Vascular Disease Patient Information Page: COVID–19-related thrombosis
Alec A Schmaier, Alvin H Schmaier
COVID-19 can vary from causing no symptoms in some people to a life-threatening illness requiring intensive care and mechanical ventilation in others. COVID-19 affects the body in many different ways, including causing blood clots such as DVTs and PEs. Thrombosis in COVID-19 may be due to direct damage to blood vessels, ‘out-of-control’ inflammation, or other mechanisms that are not completely understood. Many patients with moderate-to-severe COVID-19 have ‘coagulopathy’ (a predisposition to form blood clots) that can be measured by laboratory testing. Patients hospitalized with COVID-19 are given thrombosis prophylaxis (blood thinners) to prevent blood clotting. Instead of a one-size-fits-all approach, in patients with COVID-19, thrombosis prophylaxis regimens have been altered to provide higher doses of preventive-dose blood thinners. These doses can be adjusted based on the degree of coagulopathy, as determined by laboratory testing. Full-intensity, treatment-dose anticoagulation is prescribed if there is a documented thrombosis or in certain patients with COVID-19 at very high risk for thrombosis. There is still much that doctors do not understand about COVID-19, and ongoing studies will provide understanding of the best ways to prevent and treat thrombosis in COVID-19.

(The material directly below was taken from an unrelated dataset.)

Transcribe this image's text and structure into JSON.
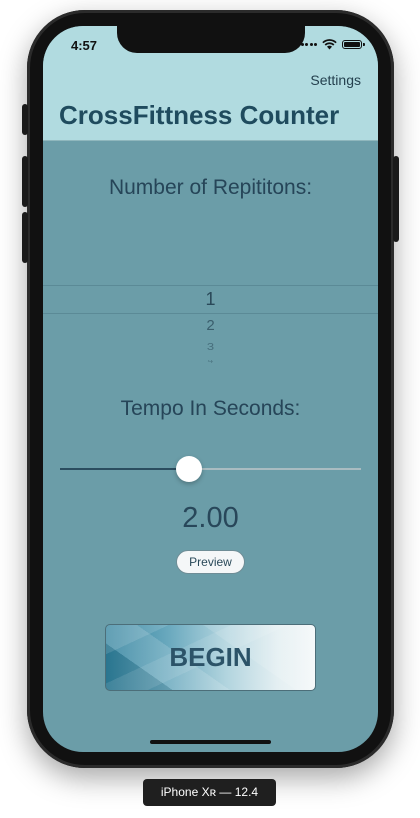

anticoagulation, coronavirus disease (COVID-19), thrombosis
Vascular Medicine 2020, Vol. 25(6) 604–607
© The Author(s) 2020